Making the passion work


I want to work with games because I love games. I loved spending hours grinding for my first Onyxia raid back in vanilla WoW, I loved taking over the world as the Sioux in Europa Universalis 4, and there’s a certain satisfaction when I get outsmarted in a long game of Twilight Imperium 3 when a friend wins with a sneaky victory push.

When I play a new game I immediately try to ‘break’ it. I find the most cheesy and overpowered strategy to beat it on the hardest difficulty. If it’s in a board game I sometimes point it out to everyone so we can implement a house rule, but other times I just use that design flaw to win. Yeah, I’m that guy. 
I read and write on forums and debate with other people like me about what would happen if a half point of something would be altered, or about why giving flying to a specific unit would make the whole game imbalanced. It’s these very things about me that Magnus picked up on and why he knew that I would fit in the team for the strategy game we’re working on.

Whatever passion fuels your love of games is the passion that you need to bring into the creation of games. That’s where you already have skills you might not have thought about and usually other skills that support it. Sometimes you stare so much at a title or a career goal that you forget to figure out what that job entails.

As an example, I know a lot of people that want to work as a screen actor. But most of them don’t enjoy reading hundreds of pages of script every month and constantly getting rejected for work they’ve put their heart and soul into. And if they do land a part, they might not enjoy working really long hours. But that’s the job, so it might not be ideal for them even if the title sounds appealing.

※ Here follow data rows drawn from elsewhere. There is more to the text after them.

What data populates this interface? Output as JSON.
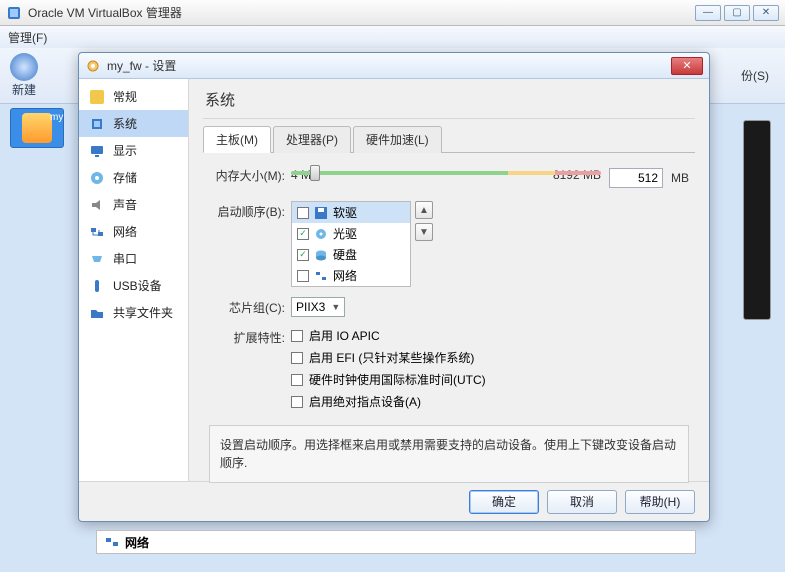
{
  "main": {
    "title": "Oracle VM VirtualBox 管理器",
    "menu": [
      "管理(F)"
    ],
    "toolbar": {
      "new_label": "新建"
    },
    "right_label": "份(S)",
    "vm_abbrev": "my",
    "bottom_peek": "网络"
  },
  "dialog": {
    "title": "my_fw - 设置",
    "sidebar": [
      {
        "label": "常规"
      },
      {
        "label": "系统"
      },
      {
        "label": "显示"
      },
      {
        "label": "存储"
      },
      {
        "label": "声音"
      },
      {
        "label": "网络"
      },
      {
        "label": "串口"
      },
      {
        "label": "USB设备"
      },
      {
        "label": "共享文件夹"
      }
    ],
    "section_title": "系统",
    "tabs": [
      {
        "label": "主板(M)"
      },
      {
        "label": "处理器(P)"
      },
      {
        "label": "硬件加速(L)"
      }
    ],
    "memory": {
      "label": "内存大小(M):",
      "min": "4",
      "max": "8192",
      "unit_min": "MB",
      "unit_max": "MB",
      "value": "512",
      "unit": "MB"
    },
    "boot": {
      "label": "启动顺序(B):",
      "items": [
        {
          "checked": false,
          "name": "软驱",
          "icon": "floppy"
        },
        {
          "checked": true,
          "name": "光驱",
          "icon": "optical"
        },
        {
          "checked": true,
          "name": "硬盘",
          "icon": "hdd"
        },
        {
          "checked": false,
          "name": "网络",
          "icon": "net"
        }
      ]
    },
    "chipset": {
      "label": "芯片组(C):",
      "value": "PIIX3"
    },
    "extended": {
      "label": "扩展特性:",
      "opts": [
        "启用 IO APIC",
        "启用 EFI (只针对某些操作系统)",
        "硬件时钟使用国际标准时间(UTC)",
        "启用绝对指点设备(A)"
      ]
    },
    "help_text": "设置启动顺序。用选择框来启用或禁用需要支持的启动设备。使用上下键改变设备启动顺序.",
    "buttons": {
      "ok": "确定",
      "cancel": "取消",
      "help": "帮助(H)"
    }
  }
}
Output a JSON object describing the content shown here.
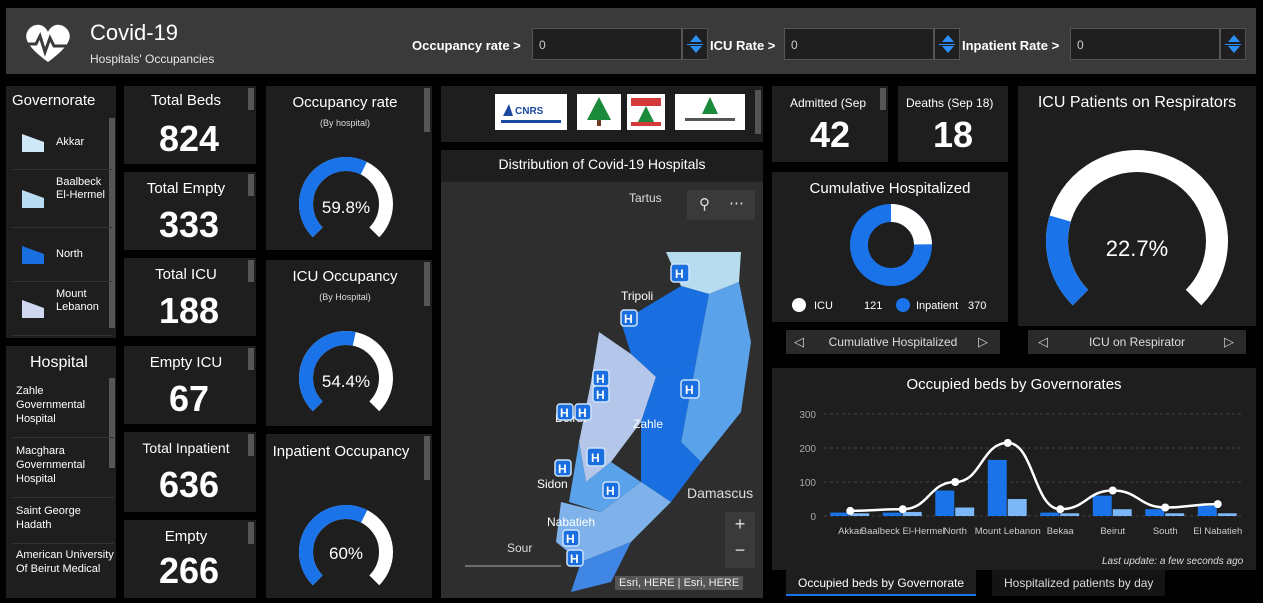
{
  "header": {
    "title": "Covid-19",
    "subtitle": "Hospitals' Occupancies",
    "filters": [
      {
        "label": "Occupancy rate >",
        "value": "0"
      },
      {
        "label": "ICU Rate >",
        "value": "0"
      },
      {
        "label": "Inpatient Rate >",
        "value": "0"
      }
    ]
  },
  "governorate": {
    "title": "Governorate",
    "items": [
      {
        "name": "Akkar",
        "color": "#cfe8f7"
      },
      {
        "name": "Baalbeck El-Hermel",
        "color": "#b9dcf3"
      },
      {
        "name": "North",
        "color": "#1a6fe0"
      },
      {
        "name": "Mount Lebanon",
        "color": "#cfd8f0"
      }
    ]
  },
  "hospital": {
    "title": "Hospital",
    "items": [
      "Zahle Governmental Hospital",
      "Macghara Governmental Hospital",
      "Saint George Hadath",
      "American University Of Beirut Medical"
    ]
  },
  "stats": [
    {
      "label": "Total Beds",
      "value": "824"
    },
    {
      "label": "Total Empty",
      "value": "333"
    },
    {
      "label": "Total ICU",
      "value": "188"
    },
    {
      "label": "Empty ICU",
      "value": "67"
    },
    {
      "label": "Total Inpatient",
      "value": "636"
    },
    {
      "label": "Empty",
      "value": "266"
    }
  ],
  "gauges": [
    {
      "label": "Occupancy rate",
      "sub": "(By hospital)",
      "value": "59.8%",
      "fraction": 0.598
    },
    {
      "label": "ICU Occupancy",
      "sub": "(By Hospital)",
      "value": "54.4%",
      "fraction": 0.544
    },
    {
      "label": "Inpatient Occupancy",
      "sub": "",
      "value": "60%",
      "fraction": 0.6
    }
  ],
  "map": {
    "title": "Distribution of Covid-19 Hospitals",
    "attribution": "Esri, HERE | Esri, HERE",
    "labels": [
      "Tartus",
      "Tripoli",
      "Beirut",
      "Zahle",
      "Sidon",
      "Nabatieh",
      "Damascus",
      "Sour"
    ],
    "zoom_in": "+",
    "zoom_out": "−"
  },
  "admitted": {
    "label": "Admitted (Sep",
    "value": "42"
  },
  "deaths": {
    "label": "Deaths (Sep 18)",
    "value": "18"
  },
  "cumulative": {
    "title": "Cumulative Hospitalized",
    "legend": [
      {
        "name": "ICU",
        "value": "121",
        "color": "#ffffff"
      },
      {
        "name": "Inpatient",
        "value": "370",
        "color": "#1a73e8"
      }
    ],
    "nav_label": "Cumulative Hospitalized"
  },
  "icu_resp": {
    "title": "ICU Patients on Respirators",
    "value": "22.7%",
    "fraction": 0.227,
    "nav_label": "ICU on Respirator"
  },
  "occupied": {
    "title": "Occupied beds by Governorates",
    "last_update": "Last update: a few seconds ago",
    "tabs": [
      "Occupied beds by Governorate",
      "Hospitalized patients by day"
    ]
  },
  "chart_data": {
    "type": "bar",
    "title": "Occupied beds by Governorates",
    "categories": [
      "Akkar",
      "Baalbeck El-Hermel",
      "North",
      "Mount Lebanon",
      "Bekaa",
      "Beirut",
      "South",
      "El Nabatieh"
    ],
    "ylim": [
      0,
      300
    ],
    "yticks": [
      0,
      100,
      200,
      300
    ],
    "series": [
      {
        "values": [
          10,
          10,
          75,
          165,
          10,
          60,
          20,
          30
        ],
        "color": "#1a73e8"
      },
      {
        "values": [
          8,
          12,
          25,
          50,
          8,
          20,
          8,
          8
        ],
        "color": "#7cb7f7"
      }
    ],
    "line": {
      "values": [
        15,
        20,
        100,
        215,
        20,
        75,
        25,
        35
      ],
      "color": "#ffffff"
    }
  },
  "colors": {
    "accent": "#1a73e8",
    "panel": "#1e1e1e",
    "header": "#3a3a3a"
  }
}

So you want to work in gaming, but with what exactly? Where will your passion help you? Let go of the titles and actually think about where your skills and your passion will help you. My third point is to look at what you can and want to do for hours on end, and not what fancy title you want to introduce yourself with at a party. Let your passion fuel you and your work.

Final words


When I started writing this blog post it wasn’t really about what others could learn from me stepping into the biz. But as I was writing I noticed that that’s where it was going, so I went with it. I was just going to write about what it felt like coming into the gaming industry. I can sum that up real quick: I feel very fortunate to have the job I do,and I’m slowly learning to say “Game Designer” when someone asks me what I work with.
I don’t miss the questions that always popped up when I used to answer “Actor”: “No, I’m not famous. Yes, you might have seen me in something. No, I won’t win an Oscar one day.” But one day someone named Oscar might play a game I made. Even better.